Seed World

Soil Temperature is One Step Ahead of Future Pest Spread

A study by North Carolina State University (NC State) found that soil temperature can be utilized to monitor and anticipate the spread of corn earworm. This ability could help farmers manage the pest more effectively, therefore reducing the financial and environmental effects of pesticide use, according to a release.

Researchers used historical soil temperature data and long-term monitoring data and information that analyzed how the pest survives in cold conditions to gain a better grasp on how well corn earworm can last underground during colder winter months, or “overwintering success.”

The greater the overwintering success, the larger the areas where the pest can survive are, as corn earworm can migrate long distances, explain researchers. Greater overwintering in latitudes further north generally increase the possibility of crop damage due to the pest.

“There is a preconceived notion that pests have little overwintering success north of 40 degrees latitude,” said Douglas Lawton, former NC State postdoctoral researcher and co-corresponding author on an article describing the research. “That may have been true in the 1930s, but now we have more data-guided evidence to ask and answer the question, ‘Where can this species actually overwinter?'”

Researchers found that 40 degrees latitude is far from the best for overwintering success. The team devised their own maps as a result, overlaying the three varying data sets to display three relevant geographic zones: a “‘Southern Range’ where pests survive over the winter months, a ‘Northern Limits’ area where pests are generally unable to survive during winter months and a ‘Transitional Zone’ in between the northern and southern areas where pests may or may not survive over the winter,” explained the release.

The team examined the three zones to highlight historical trends for the pest and then employed a model to form predictions about the spread of corn earworm throughout the end of the century. Trends uncovered the Southern Range expanded by 3% since 1981, with the model suggesting the range will have doubled in size by the end of the century, shifting to the north. The other two zones are predicted to shrink.

“As the climate changes, the overwintering zones are likely to shift northward,” said Anders Huseth, co-corresponding author of the paper and assistant professor of entomology at NC State.

While the data showed Minnesota has seen no overwintering success of the pest from 1950 through 2021, the models show all of the state in the Transitional Zone.

“This is the canary in the coal mine for agricultural pests,” said Huseth. “Making sense of what’s taking place with this pest is really important for agricultural producers. We’ve shown here the element of uncertainty that can have demonstrable effects on farmers and potentially new opportunities for pesticide resistance selection. Our models visualize that change and provide touchstones for pest management.

“Now we’d like to come up with a better forecasting tool for this pest, along with a risk-prediction model, in order to give growers better information about pest spread. Success here could reduce both costs for farmers and pesticide into the environment.”
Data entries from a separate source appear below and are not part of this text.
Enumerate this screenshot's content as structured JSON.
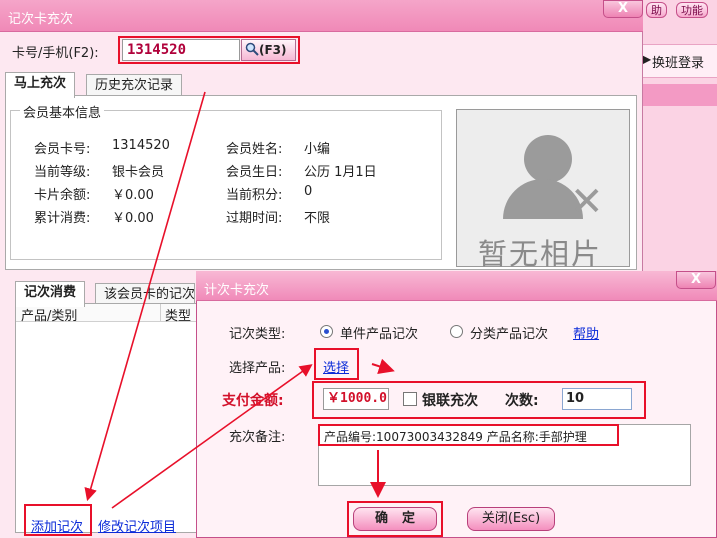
{
  "main": {
    "title": "记次卡充次",
    "close": "X",
    "card_label": "卡号/手机(F2):",
    "card_value": "1314520",
    "search_btn": "(F3)",
    "tabs": [
      {
        "label": "马上充次"
      },
      {
        "label": "历史充次记录"
      }
    ],
    "member_group_title": "会员基本信息",
    "info": [
      {
        "label": "会员卡号:",
        "value": "1314520"
      },
      {
        "label": "当前等级:",
        "value": "银卡会员"
      },
      {
        "label": "卡片余额:",
        "value": "￥0.00"
      },
      {
        "label": "累计消费:",
        "value": "￥0.00"
      },
      {
        "label": "会员姓名:",
        "value": "小编"
      },
      {
        "label": "会员生日:",
        "value": "公历 1月1日"
      },
      {
        "label": "当前积分:",
        "value": "0"
      },
      {
        "label": "过期时间:",
        "value": "不限"
      }
    ],
    "photo_text": "暂无相片",
    "lower_tabs": [
      {
        "label": "记次消费"
      },
      {
        "label": "该会员卡的记次"
      }
    ],
    "columns": [
      "产品/类别",
      "类型"
    ],
    "add_link": "添加记次",
    "edit_link": "修改记次项目"
  },
  "inner": {
    "title": "计次卡充次",
    "close": "X",
    "type_label": "记次类型:",
    "radio_single": "单件产品记次",
    "radio_category": "分类产品记次",
    "help_link": "帮助",
    "select_label": "选择产品:",
    "select_link": "选择",
    "amount_label": "支付金额:",
    "amount_value": "￥1000.0",
    "unionpay_label": "银联充次",
    "times_label": "次数:",
    "times_value": "10",
    "note_label": "充次备注:",
    "note_text": "产品编号:10073003432849 产品名称:手部护理",
    "ok_btn": "确定",
    "close_btn": "关闭(Esc)"
  },
  "background": {
    "help_btn": "助",
    "func_btn": "功能",
    "shift_login": "换班登录",
    "shift_arrow": "▶"
  },
  "colors": {
    "highlight": "#e8102a",
    "title_pink": "#f089b7",
    "link_blue": "#0a2ad8"
  }
}
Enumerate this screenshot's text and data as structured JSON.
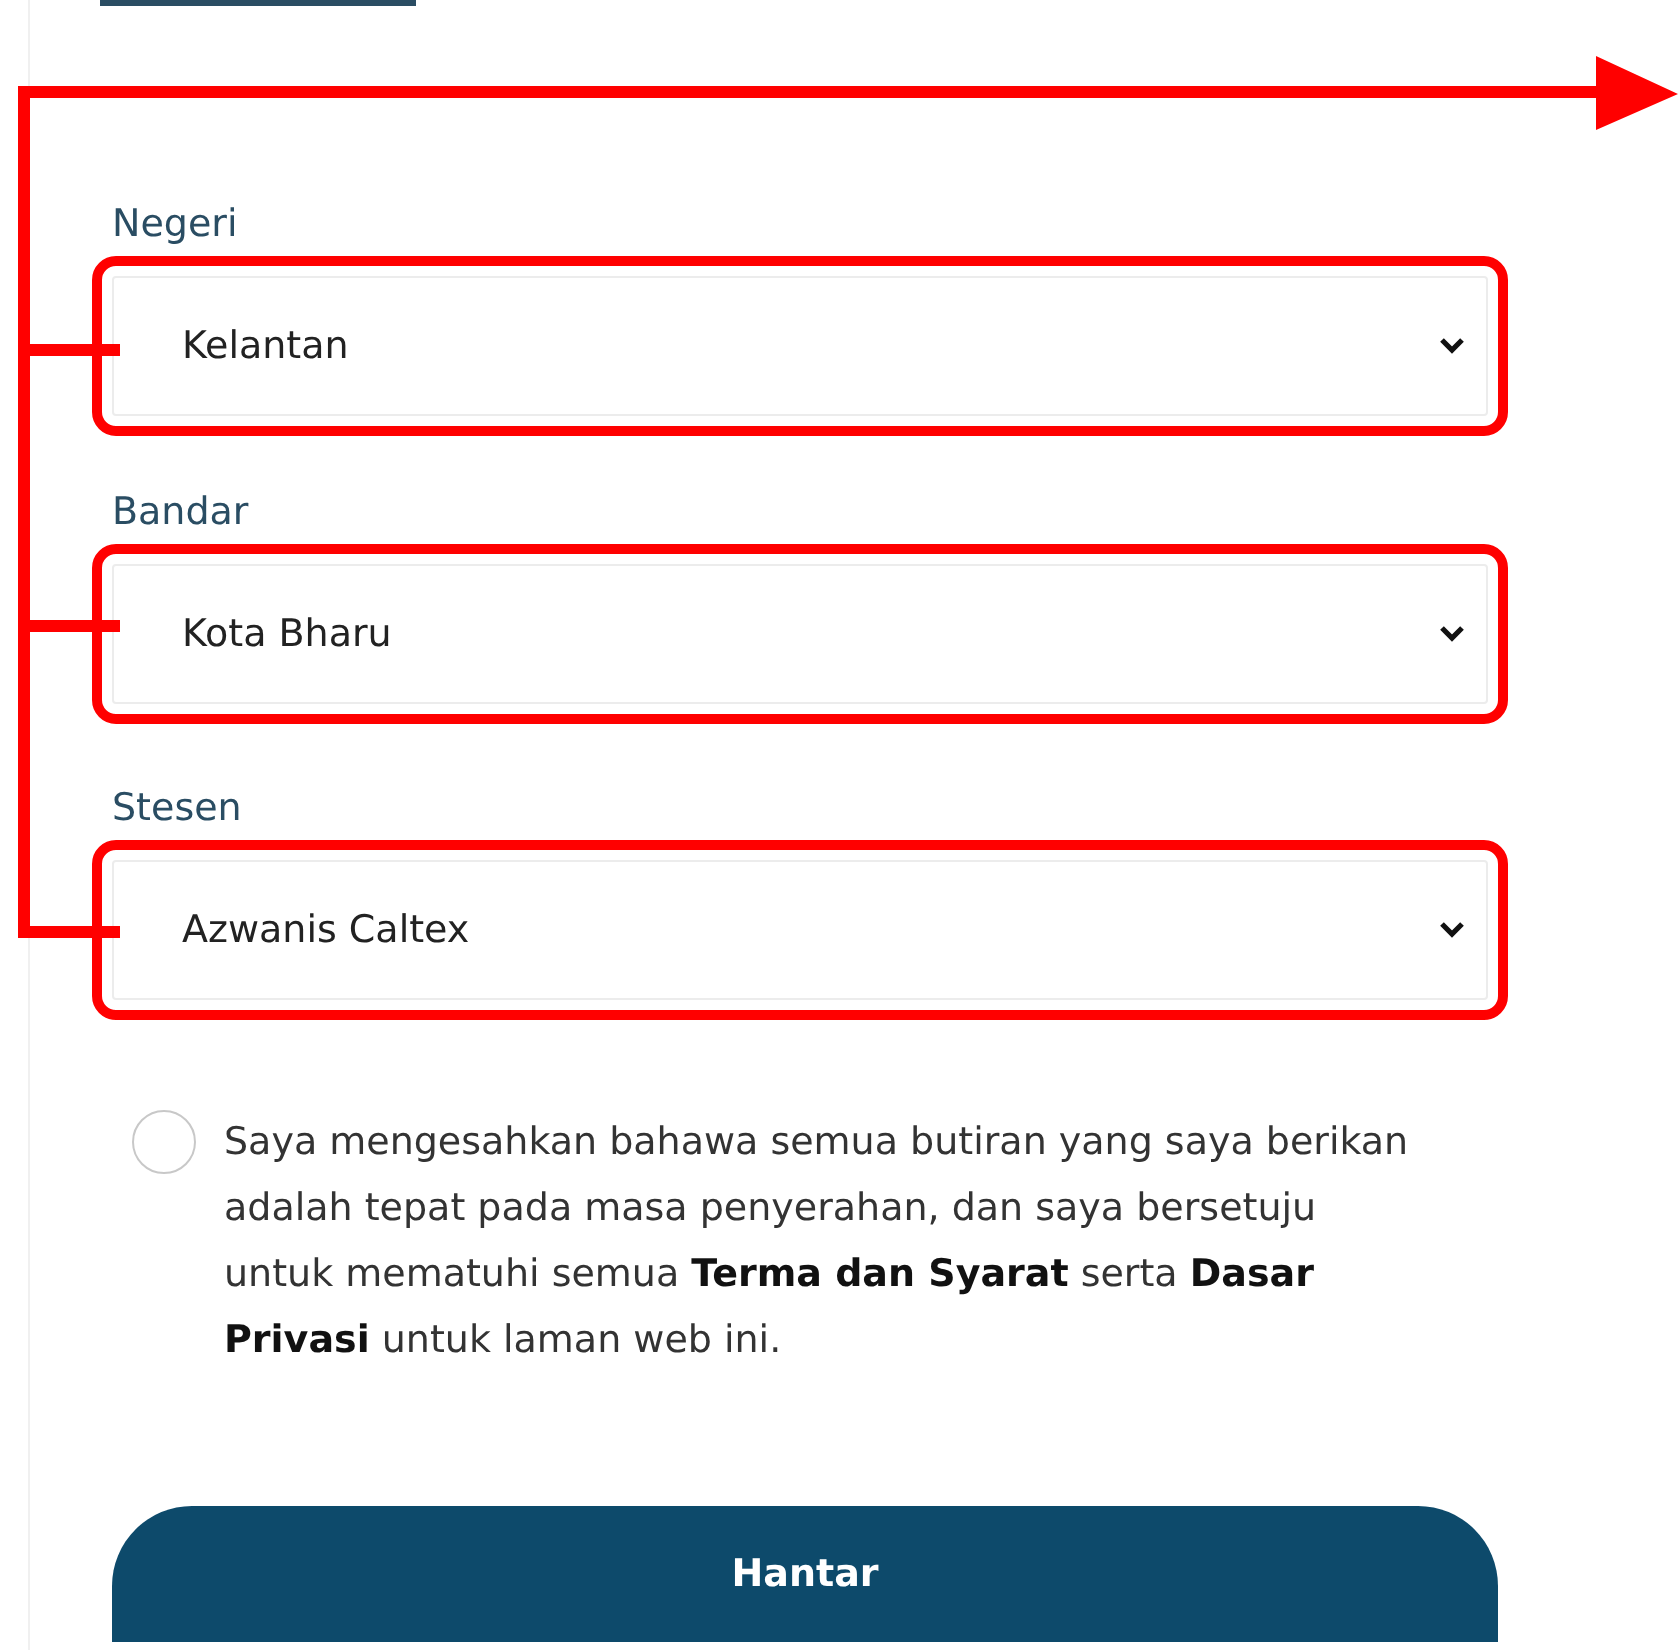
{
  "fields": [
    {
      "label": "Negeri",
      "value": "Kelantan",
      "highlighted": true
    },
    {
      "label": "Bandar",
      "value": "Kota Bharu",
      "highlighted": true
    },
    {
      "label": "Stesen",
      "value": "Azwanis Caltex",
      "highlighted": true
    }
  ],
  "annotation": {
    "kind": "bracket-arrow"
  },
  "consent": {
    "checked": false,
    "text": "Saya mengesahkan bahawa semua butiran yang saya berikan adalah tepat pada masa penyerahan, dan saya bersetuju untuk mematuhi semua **Terma dan Syarat** serta **Dasar Privasi** untuk laman web ini."
  },
  "submit_button": {
    "label": "Hantar"
  }
}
Read More:

New Corn Rootworm Biopesticide Receives EPA Registration

A Strong Defense Strategy is Crucial for Corn Growers to Manage Pests

Tender, Tasty Edamame Tough on Pests and Disease

ASTA Releases New Pest Database for Seed